In September 2012 the seasonally adjusted industrial new orders index decreased by 4.0% with respect to August 2012 (-1.4% in domestic market and -7.4% in non-domestic market).
Again we see a weak number that is compounded by the fact that overseas markets are leading the decline. We can also compare the situation with last year for some more perspective.
In September 2012 the unadjusted industrial new orders index decreased by 12.8% with respect to the same month of the previous year.
As you can see the future does not look too bright when considered in that context. Interestingly for those looking for a calendar adjustment the Italian statistics office does not consider it to be relevant or useful. However it does produce an underlying index for the series which is at 97 where 2005=100. As we mull Italy being back to pre 2005 levels overall we see that external orders (-8.1%) are now falling rapidly and that for 2012 as a whole they are some 4.1% below the levels of the same period in 2011.
Today’s economic figures for Italy show the weakness that was evident at the end of the last quarter and if we look at industrial new orders we see that matters look likely to deteriorate as we move towards the end of 2012. If we move to unofficial measures such as purchasing managers indices we see that her services sector was at 46 in October (here below 50 indicates contraction) and her manufacturing sector was at 45.5. So we see that official and unofficial measures are pointing in the same direction which is downwards.
If we bring this message to Italy’s public-sector debt problem we see the scale of the challenge which faces her. In fact the danger is for something of a “blowout” as further economic weakness leads to higher fiscal deficits which are divided by a lower GDP. This will be compounded as the latest austerity package of 30 billion Euros bites ever more. So far we have a clear map of where that leads from the countries that have tried it and ominously the one area where they have shown a gain which is trade is not working at the moment for Italy.
Added to this will be the fact that at best there will be a drip,drip,drip of funds from Italy to some of her Euro area colleagues.
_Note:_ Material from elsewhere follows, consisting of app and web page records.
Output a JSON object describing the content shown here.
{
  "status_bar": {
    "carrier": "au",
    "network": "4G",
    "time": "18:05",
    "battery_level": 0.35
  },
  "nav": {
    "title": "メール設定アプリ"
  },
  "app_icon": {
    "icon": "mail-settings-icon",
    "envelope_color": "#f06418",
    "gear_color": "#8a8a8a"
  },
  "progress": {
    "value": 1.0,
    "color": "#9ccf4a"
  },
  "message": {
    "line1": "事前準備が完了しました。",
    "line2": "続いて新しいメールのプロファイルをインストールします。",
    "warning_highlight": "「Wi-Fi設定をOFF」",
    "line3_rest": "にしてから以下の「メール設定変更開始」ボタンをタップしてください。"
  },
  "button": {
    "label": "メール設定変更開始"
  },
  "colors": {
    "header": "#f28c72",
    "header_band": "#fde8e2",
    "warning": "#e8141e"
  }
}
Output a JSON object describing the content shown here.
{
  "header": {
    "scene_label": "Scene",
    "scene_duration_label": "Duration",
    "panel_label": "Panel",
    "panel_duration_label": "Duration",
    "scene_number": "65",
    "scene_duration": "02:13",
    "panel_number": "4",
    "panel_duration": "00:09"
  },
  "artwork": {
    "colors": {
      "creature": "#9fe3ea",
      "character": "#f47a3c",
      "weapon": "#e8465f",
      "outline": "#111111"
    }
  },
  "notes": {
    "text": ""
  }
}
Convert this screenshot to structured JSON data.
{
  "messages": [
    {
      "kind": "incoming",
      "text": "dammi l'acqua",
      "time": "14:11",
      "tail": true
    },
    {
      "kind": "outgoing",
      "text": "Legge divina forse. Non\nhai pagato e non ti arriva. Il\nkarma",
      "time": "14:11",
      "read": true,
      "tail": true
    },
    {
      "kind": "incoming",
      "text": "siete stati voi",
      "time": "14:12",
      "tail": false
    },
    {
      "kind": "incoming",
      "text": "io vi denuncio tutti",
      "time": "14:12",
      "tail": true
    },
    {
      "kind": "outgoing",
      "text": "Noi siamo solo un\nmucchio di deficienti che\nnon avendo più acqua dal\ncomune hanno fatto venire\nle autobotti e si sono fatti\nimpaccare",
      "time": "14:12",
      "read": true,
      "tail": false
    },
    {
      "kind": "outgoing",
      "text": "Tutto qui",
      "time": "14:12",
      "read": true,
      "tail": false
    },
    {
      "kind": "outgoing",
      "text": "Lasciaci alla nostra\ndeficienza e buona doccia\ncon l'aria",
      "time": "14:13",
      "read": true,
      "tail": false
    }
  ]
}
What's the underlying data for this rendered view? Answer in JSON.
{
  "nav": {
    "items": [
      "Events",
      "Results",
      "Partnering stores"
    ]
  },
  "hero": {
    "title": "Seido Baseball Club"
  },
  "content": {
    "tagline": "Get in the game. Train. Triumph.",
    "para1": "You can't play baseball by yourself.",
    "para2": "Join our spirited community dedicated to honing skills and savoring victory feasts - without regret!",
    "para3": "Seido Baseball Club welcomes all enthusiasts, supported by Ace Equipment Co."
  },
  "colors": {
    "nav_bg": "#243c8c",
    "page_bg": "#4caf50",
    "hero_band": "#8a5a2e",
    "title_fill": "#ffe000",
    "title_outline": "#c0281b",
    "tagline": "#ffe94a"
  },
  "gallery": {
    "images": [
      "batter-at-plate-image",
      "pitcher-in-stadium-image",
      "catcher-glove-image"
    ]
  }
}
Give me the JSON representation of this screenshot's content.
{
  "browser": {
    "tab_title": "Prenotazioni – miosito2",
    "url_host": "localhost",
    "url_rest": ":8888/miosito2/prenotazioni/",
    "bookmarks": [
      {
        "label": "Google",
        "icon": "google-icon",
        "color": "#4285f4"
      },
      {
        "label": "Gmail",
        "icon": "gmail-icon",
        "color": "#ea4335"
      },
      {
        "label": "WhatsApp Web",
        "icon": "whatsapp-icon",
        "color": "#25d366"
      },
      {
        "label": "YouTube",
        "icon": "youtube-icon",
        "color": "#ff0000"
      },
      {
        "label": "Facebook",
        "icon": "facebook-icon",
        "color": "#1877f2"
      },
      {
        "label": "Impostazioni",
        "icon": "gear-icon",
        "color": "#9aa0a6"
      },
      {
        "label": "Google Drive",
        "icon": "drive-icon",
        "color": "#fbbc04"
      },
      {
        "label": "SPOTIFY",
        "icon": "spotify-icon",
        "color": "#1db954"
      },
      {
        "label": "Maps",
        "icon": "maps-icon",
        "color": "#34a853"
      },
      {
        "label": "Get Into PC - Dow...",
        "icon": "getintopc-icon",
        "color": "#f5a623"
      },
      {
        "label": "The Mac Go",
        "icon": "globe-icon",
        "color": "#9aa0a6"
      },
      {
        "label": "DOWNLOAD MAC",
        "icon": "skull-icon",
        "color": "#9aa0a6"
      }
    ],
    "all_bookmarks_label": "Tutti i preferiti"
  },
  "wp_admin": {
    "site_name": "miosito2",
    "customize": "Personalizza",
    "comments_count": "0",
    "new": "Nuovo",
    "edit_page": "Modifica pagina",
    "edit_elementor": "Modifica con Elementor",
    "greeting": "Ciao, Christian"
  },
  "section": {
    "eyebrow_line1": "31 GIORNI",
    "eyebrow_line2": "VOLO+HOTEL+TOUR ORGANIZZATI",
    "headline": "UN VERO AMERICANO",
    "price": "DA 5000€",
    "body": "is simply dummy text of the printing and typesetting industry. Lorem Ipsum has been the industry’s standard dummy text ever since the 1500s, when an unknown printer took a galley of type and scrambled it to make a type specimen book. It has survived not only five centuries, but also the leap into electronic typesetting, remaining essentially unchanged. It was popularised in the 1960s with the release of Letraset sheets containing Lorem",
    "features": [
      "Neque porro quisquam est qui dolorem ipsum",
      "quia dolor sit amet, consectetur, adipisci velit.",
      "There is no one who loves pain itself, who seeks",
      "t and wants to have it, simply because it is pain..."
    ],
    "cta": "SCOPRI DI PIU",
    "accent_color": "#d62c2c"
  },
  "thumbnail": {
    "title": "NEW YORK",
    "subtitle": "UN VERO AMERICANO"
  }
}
Almost everyday the numbers change (aka rise) for Greece and it will not be too long before Portugal needs another bailout too. This is before we get to the more systemically important Spain. If the unstable lifeboat I have described above starts to founder then the drips will become a flood and may be too much for Italy.
The main hope is that she can mobilise her black economy but that has been an apparently insoluble problem for many, many years.
I found it interesting that President Monti confirmed my views over the weekend. The hyperbole and what I call anti-truth reached new heights.
Perhaps today, without the austerity measures brought in by the government, the euro zone would be no more
And yes it was backed up by a claim that Italy will not need a bailout. We know what usually happens next after that!